Some veteran arms could be on the move, if not now then likely some time during the month of August. Which hurlers are likely to earn subsequent promotions?
The trade deadline is a bit of a hectic time for fantasy baseball players, especially as it pertains to starting pitchers. With so many rumors and so many players involved, it can be hard to follow at times. If you are not quick enough, you can lag behind the curve*. So, with the deadline nearly upon us, it is important to look at some of the candidates who could take the roles vacated by traded starting pitchers.
Value Picks discusses the return from injury of a very undervalued player.
Not much in the way of changes this week on Value Picks, as the portfolio mirrors the pool of available "underrated" players and remains fairly stagnant. While two major injuries to big middle infielders (Dustin Pedroia and Troy Tulowitzki) have infused new blood into the pool of available players, not many of these new names are all that interesting. Meanwhile, few catchers who are predicted to get more than 80% playing time from our Heater short-term projections are available in more than 80% of ESPN mixed leagues, meaning that most catchers are either taken or not good enough to be full-time starters for their real teams.
Which starting pitchers can bolster your fantasy roster going into the second half of the season?
Added to the list
Bud Norris: Norris will be activated from the disabled list and will make his first start on Monday against the Milwaukee Brewers. It is good timing as teammate Felipe Paulino has been placed on the DL. Essentially, the Astros are swapping high-strikeout, high-walk arms though Norris has slightly better swing-and-miss stuff. Norris, as with so many other pitchers who make the "Value Picks" list, was victimized by an unsustainably high BABIP (.400). That, of course, did not partner well with his poor control thus causing him to strand fewer than 60 percent of runners on base. Norris is virtually unknown as he is still available in over 99 percent of ESPN leagues.

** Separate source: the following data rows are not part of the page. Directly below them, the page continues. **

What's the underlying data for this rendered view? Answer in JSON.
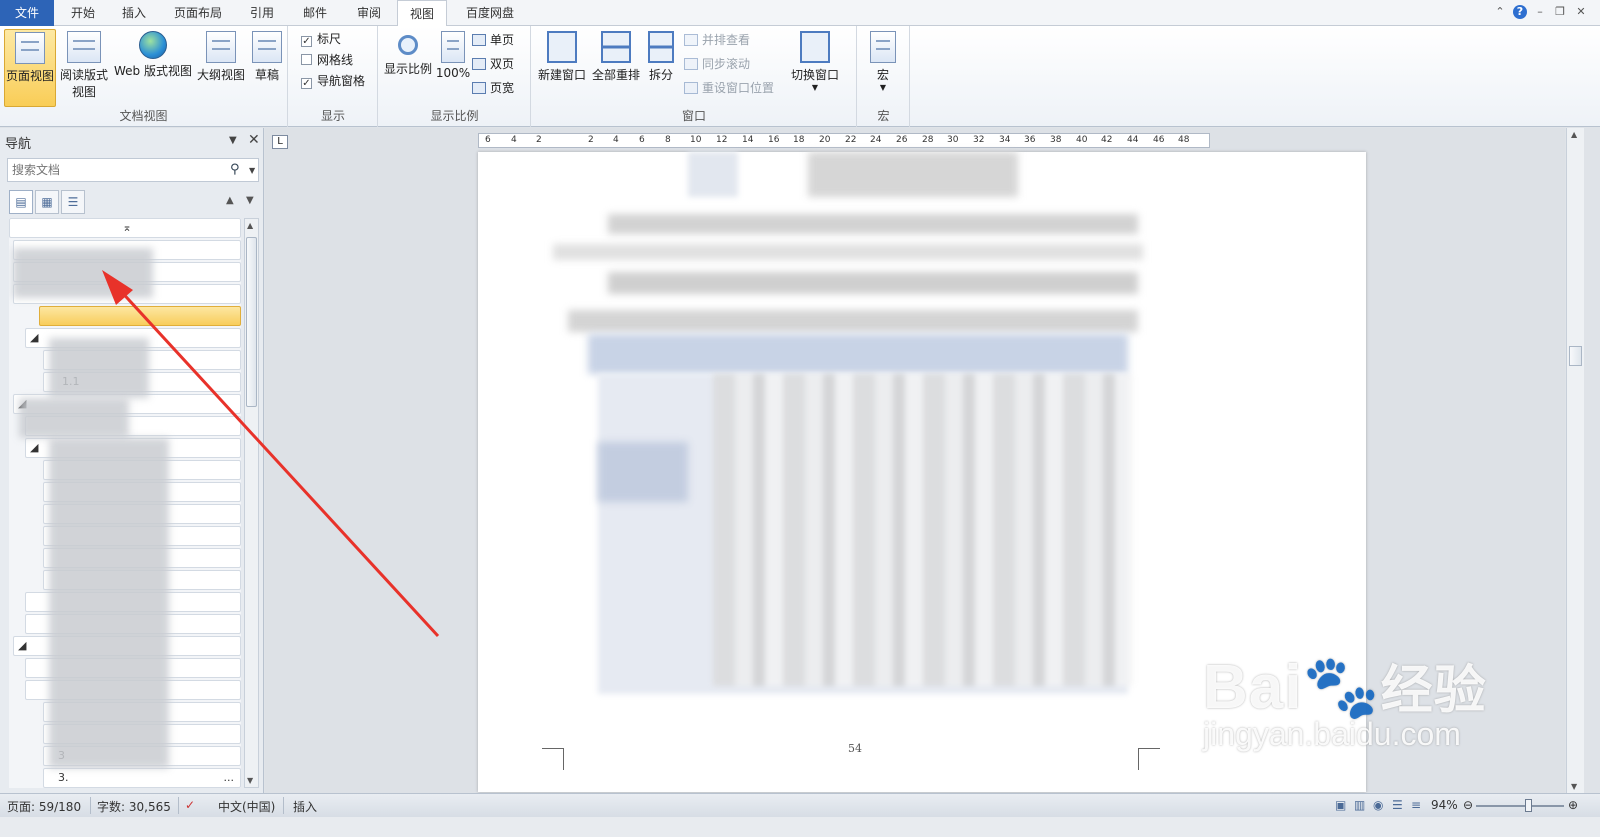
{
  "tabs": [
    {
      "label": "文件"
    },
    {
      "label": "开始"
    },
    {
      "label": "插入"
    },
    {
      "label": "页面布局"
    },
    {
      "label": "引用"
    },
    {
      "label": "邮件"
    },
    {
      "label": "审阅"
    },
    {
      "label": "视图"
    },
    {
      "label": "百度网盘"
    }
  ],
  "active_tab": "视图",
  "ribbon": {
    "doc_views": {
      "label": "文档视图",
      "buttons": [
        {
          "label": "页面视图",
          "icon": "page-view-icon",
          "active": true
        },
        {
          "label": "阅读版式",
          "label2": "视图",
          "icon": "reading-view-icon"
        },
        {
          "label": "Web 版式视图",
          "icon": "web-view-icon"
        },
        {
          "label": "大纲视图",
          "icon": "outline-view-icon"
        },
        {
          "label": "草稿",
          "icon": "draft-view-icon"
        }
      ]
    },
    "show": {
      "label": "显示",
      "items": [
        {
          "label": "标尺",
          "checked": true
        },
        {
          "label": "网格线",
          "checked": false
        },
        {
          "label": "导航窗格",
          "checked": true
        }
      ]
    },
    "zoom": {
      "label": "显示比例",
      "zoom_button": "显示比例",
      "hundred_button": "100%",
      "small": [
        "单页",
        "双页",
        "页宽"
      ]
    },
    "window": {
      "label": "窗口",
      "new_window": "新建窗口",
      "arrange_all": "全部重排",
      "split": "拆分",
      "small": [
        "并排查看",
        "同步滚动",
        "重设窗口位置"
      ],
      "switch": "切换窗口"
    },
    "macros": {
      "label": "宏",
      "button": "宏"
    }
  },
  "nav": {
    "title": "导航",
    "search_placeholder": "搜索文档",
    "items": [
      "1.1",
      "3",
      "3.",
      "..."
    ]
  },
  "document": {
    "page_number": "54",
    "ruler_ticks": [
      "6",
      "4",
      "2",
      "",
      "2",
      "4",
      "6",
      "8",
      "10",
      "12",
      "14",
      "16",
      "18",
      "20",
      "22",
      "24",
      "26",
      "28",
      "30",
      "32",
      "34",
      "36",
      "38",
      "40",
      "42",
      "44",
      "46",
      "48"
    ]
  },
  "statusbar": {
    "page": "页面: 59/180",
    "words": "字数: 30,565",
    "language": "中文(中国)",
    "mode": "插入",
    "zoom": "94%"
  },
  "watermark": {
    "brand": "Bai",
    "brand_cn": "经验",
    "sub": "jingyan.baidu.com"
  },
  "colors": {
    "file_tab": "#2d64b7",
    "selection": "#f8cd5c",
    "arrow": "#e8322a"
  }
}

Which starting pitchers can you pick up to give your team a boost?
Added to the list
Chris Narveson: Since joining the Milwaukee Brewers organization, Narveson has significantly increased his strikeout rate, and so far this year, he has been able to maintain it with the addition of a slider. He is averaging eight punch-outs per nine innings and has actually struck out batters at a higher clip as a starter than as a reliever (in a small sample of innings, of course). His 5.83 ERA is primarily due to a .353 BABIP and subsequent 66 percent strand rate, thus his 4.32 SIERA should come as no surprise.